- _Exercise_:
The result should be a faithful copy of every entry below, with the pictures left out.

- _Input material_:
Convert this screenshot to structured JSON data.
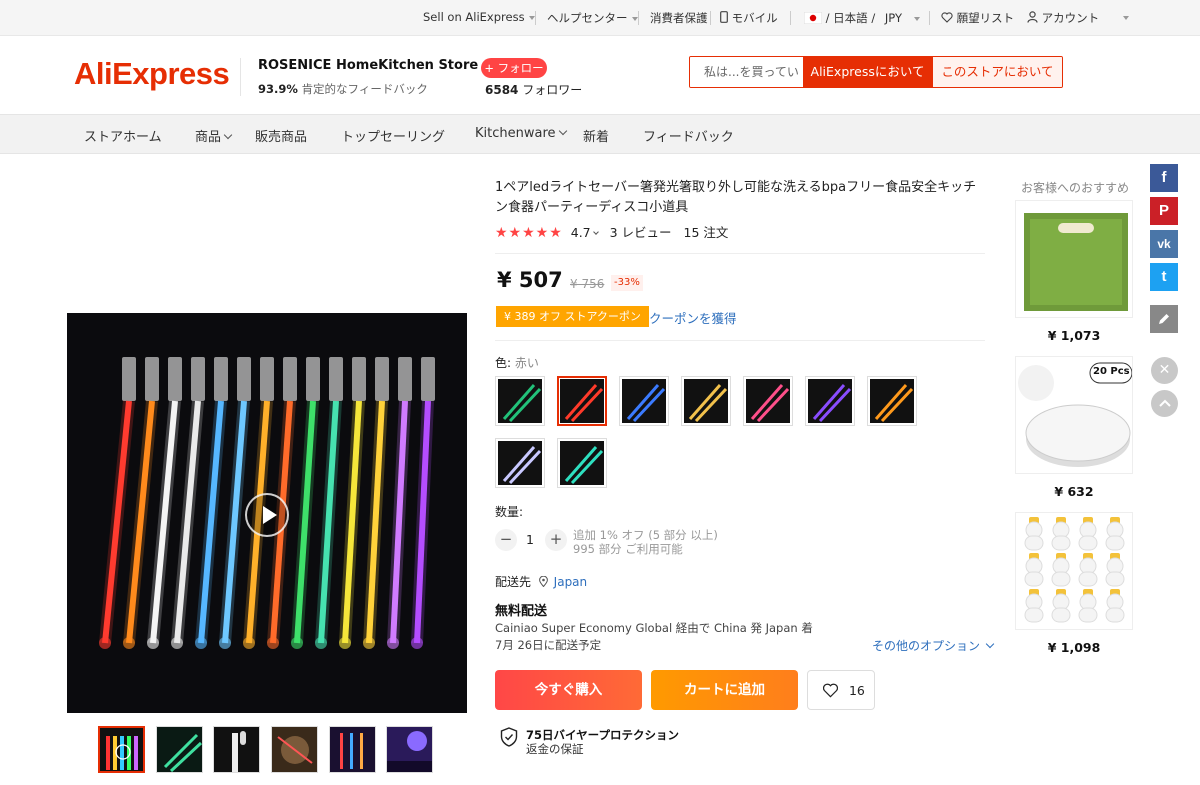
{
  "topbar": {
    "sell": "Sell on AliExpress",
    "help": "ヘルプセンター",
    "buyer": "消費者保護",
    "mobile": "モバイル",
    "lang": "/ 日本語 /",
    "currency": "JPY",
    "wishlist": "願望リスト",
    "account": "アカウント"
  },
  "header": {
    "logo": "AliExpress",
    "store_name": "ROSENICE HomeKitchen Store",
    "feedback_pct": "93.9%",
    "feedback_label": "肯定的なフィードバック",
    "follow_label": "+ フォロー",
    "followers_count": "6584",
    "followers_label": "フォロワー",
    "search_placeholder": "私は...を買ってい",
    "search_global": "AliExpressにおいて",
    "search_store": "このストアにおいて"
  },
  "nav": {
    "items": [
      "ストアホーム",
      "商品",
      "販売商品",
      "トップセーリング",
      "Kitchenware",
      "新着",
      "フィードバック"
    ]
  },
  "product": {
    "title": "1ペアledライトセーバー箸発光箸取り外し可能な洗えるbpaフリー食品安全キッチン食器パーティーディスコ小道具",
    "stars": "★★★★★",
    "rating": "4.7",
    "reviews": "3 レビュー",
    "orders": "15 注文",
    "price": "¥ 507",
    "old_price": "¥ 756",
    "discount": "-33%",
    "coupon": "¥ 389 オフ ストアクーポン",
    "coupon_link": "クーポンを獲得",
    "color_label": "色:",
    "color_value": "赤い",
    "qty_label": "数量:",
    "qty_value": "1",
    "qty_note1": "追加 1% オフ (5 部分 以上)",
    "qty_note2": "995 部分 ご利用可能",
    "ship_to_label": "配送先",
    "ship_to_value": "Japan",
    "free_shipping": "無料配送",
    "ship_line1": "Cainiao Super Economy Global 経由で China 発 Japan 着",
    "ship_line2": "7月 26日に配送予定",
    "other_options": "その他のオプション",
    "buy_now": "今すぐ購入",
    "add_cart": "カートに追加",
    "wish_count": "16",
    "protection_title": "75日バイヤープロテクション",
    "protection_sub": "返金の保証"
  },
  "sku_colors": [
    "#22c27a",
    "#ff3a2a",
    "#3b7bff",
    "#f2c14b",
    "#ff4f8a",
    "#8a4dff",
    "#ff9a1c",
    "#c9c9ff",
    "#2ee0c0"
  ],
  "recommend": {
    "title": "お客様へのおすすめ",
    "items": [
      {
        "price": "¥ 1,073"
      },
      {
        "price": "¥ 632",
        "badge": "20 Pcs"
      },
      {
        "price": "¥ 1,098"
      }
    ]
  },
  "social": [
    "f",
    "P",
    "vk",
    "t"
  ]
}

- _Solved exercise_:
Convert this screenshot to structured JSON data.
{
  "topbar": {
    "sell": "Sell on AliExpress",
    "help": "ヘルプセンター",
    "buyer": "消費者保護",
    "mobile": "モバイル",
    "lang": "/ 日本語 /",
    "currency": "JPY",
    "wishlist": "願望リスト",
    "account": "アカウント"
  },
  "header": {
    "logo": "AliExpress",
    "store_name": "ROSENICE HomeKitchen Store",
    "feedback_pct": "93.9%",
    "feedback_label": "肯定的なフィードバック",
    "follow_label": "+ フォロー",
    "followers_count": "6584",
    "followers_label": "フォロワー",
    "search_placeholder": "私は...を買ってい",
    "search_global": "AliExpressにおいて",
    "search_store": "このストアにおいて"
  },
  "nav": {
    "items": [
      "ストアホーム",
      "商品",
      "販売商品",
      "トップセーリング",
      "Kitchenware",
      "新着",
      "フィードバック"
    ]
  },
  "product": {
    "title": "1ペアledライトセーバー箸発光箸取り外し可能な洗えるbpaフリー食品安全キッチン食器パーティーディスコ小道具",
    "stars": "★★★★★",
    "rating": "4.7",
    "reviews": "3 レビュー",
    "orders": "15 注文",
    "price": "¥ 507",
    "old_price": "¥ 756",
    "discount": "-33%",
    "coupon": "¥ 389 オフ ストアクーポン",
    "coupon_link": "クーポンを獲得",
    "color_label": "色:",
    "color_value": "赤い",
    "qty_label": "数量:",
    "qty_value": "1",
    "qty_note1": "追加 1% オフ (5 部分 以上)",
    "qty_note2": "995 部分 ご利用可能",
    "ship_to_label": "配送先",
    "ship_to_value": "Japan",
    "free_shipping": "無料配送",
    "ship_line1": "Cainiao Super Economy Global 経由で China 発 Japan 着",
    "ship_line2": "7月 26日に配送予定",
    "other_options": "その他のオプション",
    "buy_now": "今すぐ購入",
    "add_cart": "カートに追加",
    "wish_count": "16",
    "protection_title": "75日バイヤープロテクション",
    "protection_sub": "返金の保証"
  },
  "sku_colors": [
    "#22c27a",
    "#ff3a2a",
    "#3b7bff",
    "#f2c14b",
    "#ff4f8a",
    "#8a4dff",
    "#ff9a1c",
    "#c9c9ff",
    "#2ee0c0"
  ],
  "recommend": {
    "title": "お客様へのおすすめ",
    "items": [
      {
        "price": "¥ 1,073"
      },
      {
        "price": "¥ 632",
        "badge": "20 Pcs"
      },
      {
        "price": "¥ 1,098"
      }
    ]
  },
  "social": [
    "f",
    "P",
    "vk",
    "t"
  ]
}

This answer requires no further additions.